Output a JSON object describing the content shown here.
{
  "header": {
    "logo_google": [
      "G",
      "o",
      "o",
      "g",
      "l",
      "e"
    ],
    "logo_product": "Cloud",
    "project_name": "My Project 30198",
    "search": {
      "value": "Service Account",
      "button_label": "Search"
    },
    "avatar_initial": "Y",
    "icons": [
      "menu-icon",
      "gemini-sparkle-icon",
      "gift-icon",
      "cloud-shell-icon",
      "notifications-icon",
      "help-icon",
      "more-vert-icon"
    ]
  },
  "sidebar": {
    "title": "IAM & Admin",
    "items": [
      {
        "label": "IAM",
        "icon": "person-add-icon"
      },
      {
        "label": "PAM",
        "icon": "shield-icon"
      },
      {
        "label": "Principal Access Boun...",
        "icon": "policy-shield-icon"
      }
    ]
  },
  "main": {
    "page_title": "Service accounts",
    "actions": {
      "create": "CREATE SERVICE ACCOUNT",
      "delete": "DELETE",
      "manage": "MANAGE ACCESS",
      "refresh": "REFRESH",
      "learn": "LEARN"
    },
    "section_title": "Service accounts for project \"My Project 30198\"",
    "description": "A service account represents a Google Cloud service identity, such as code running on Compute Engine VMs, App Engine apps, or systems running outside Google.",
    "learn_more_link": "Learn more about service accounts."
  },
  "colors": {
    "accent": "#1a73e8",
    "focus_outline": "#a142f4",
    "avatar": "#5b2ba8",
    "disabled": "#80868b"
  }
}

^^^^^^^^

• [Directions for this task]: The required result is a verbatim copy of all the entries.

• [Expected answer]:
Output a JSON object describing the content shown here.
{
  "header": {
    "logo_google": [
      "G",
      "o",
      "o",
      "g",
      "l",
      "e"
    ],
    "logo_product": "Cloud",
    "project_name": "My Project 30198",
    "search": {
      "value": "Service Account",
      "button_label": "Search"
    },
    "avatar_initial": "Y",
    "icons": [
      "menu-icon",
      "gemini-sparkle-icon",
      "gift-icon",
      "cloud-shell-icon",
      "notifications-icon",
      "help-icon",
      "more-vert-icon"
    ]
  },
  "sidebar": {
    "title": "IAM & Admin",
    "items": [
      {
        "label": "IAM",
        "icon": "person-add-icon"
      },
      {
        "label": "PAM",
        "icon": "shield-icon"
      },
      {
        "label": "Principal Access Boun...",
        "icon": "policy-shield-icon"
      }
    ]
  },
  "main": {
    "page_title": "Service accounts",
    "actions": {
      "create": "CREATE SERVICE ACCOUNT",
      "delete": "DELETE",
      "manage": "MANAGE ACCESS",
      "refresh": "REFRESH",
      "learn": "LEARN"
    },
    "section_title": "Service accounts for project \"My Project 30198\"",
    "description": "A service account represents a Google Cloud service identity, such as code running on Compute Engine VMs, App Engine apps, or systems running outside Google.",
    "learn_more_link": "Learn more about service accounts."
  },
  "colors": {
    "accent": "#1a73e8",
    "focus_outline": "#a142f4",
    "avatar": "#5b2ba8",
    "disabled": "#80868b"
  }
}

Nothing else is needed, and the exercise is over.